### The problem:
Determine how many lines in the entries below contain the word "this". The reply is that number alone.

### Supplied data:
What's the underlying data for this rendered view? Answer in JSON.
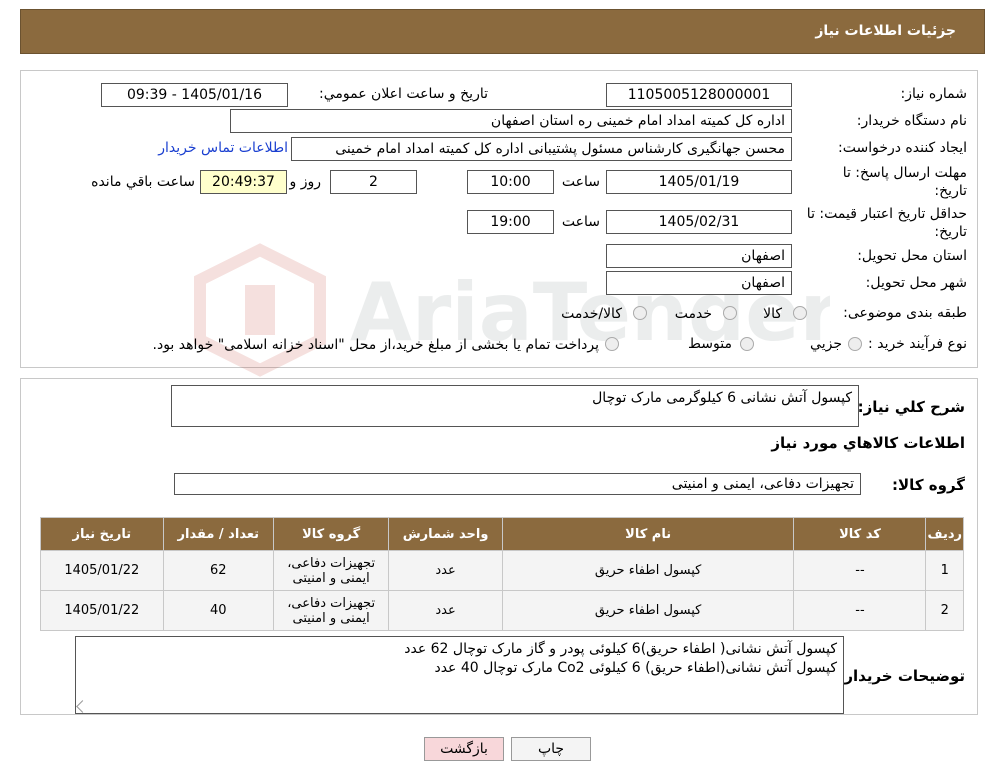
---
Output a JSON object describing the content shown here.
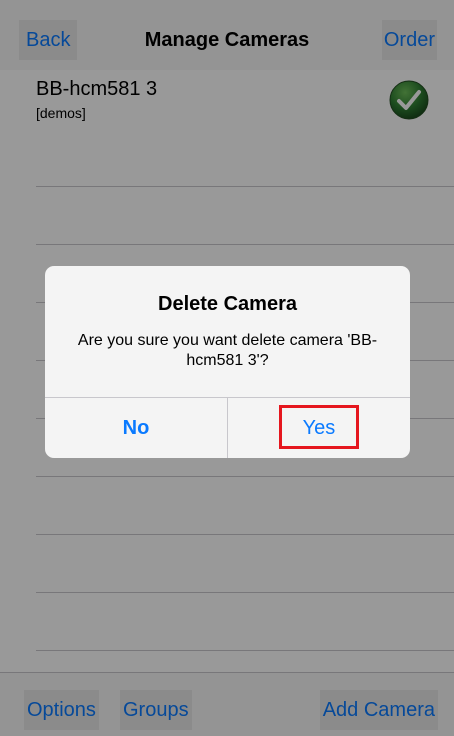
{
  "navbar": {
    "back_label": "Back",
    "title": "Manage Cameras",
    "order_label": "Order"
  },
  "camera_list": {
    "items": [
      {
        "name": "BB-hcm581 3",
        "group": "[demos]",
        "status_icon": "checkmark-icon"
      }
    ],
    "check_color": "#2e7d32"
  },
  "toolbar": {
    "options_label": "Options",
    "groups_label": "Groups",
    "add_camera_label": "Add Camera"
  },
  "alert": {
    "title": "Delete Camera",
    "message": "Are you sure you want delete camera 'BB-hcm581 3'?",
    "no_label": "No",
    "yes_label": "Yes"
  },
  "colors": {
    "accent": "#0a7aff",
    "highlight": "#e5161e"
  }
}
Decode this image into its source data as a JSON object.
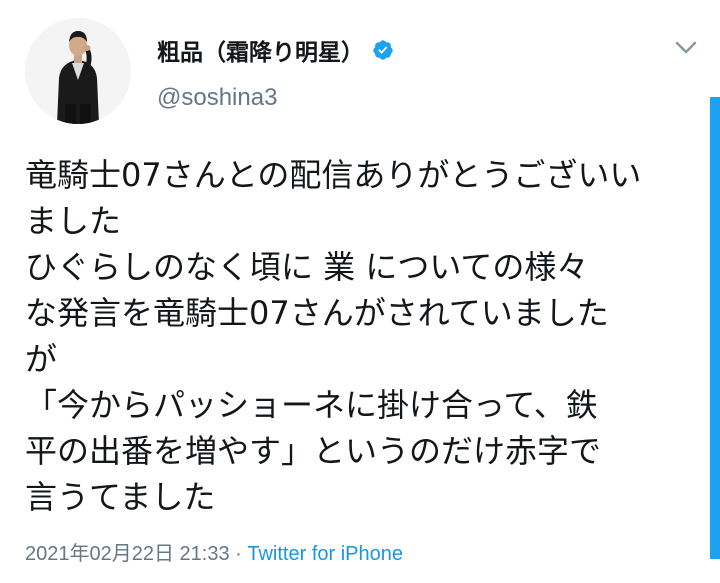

### Response box:
2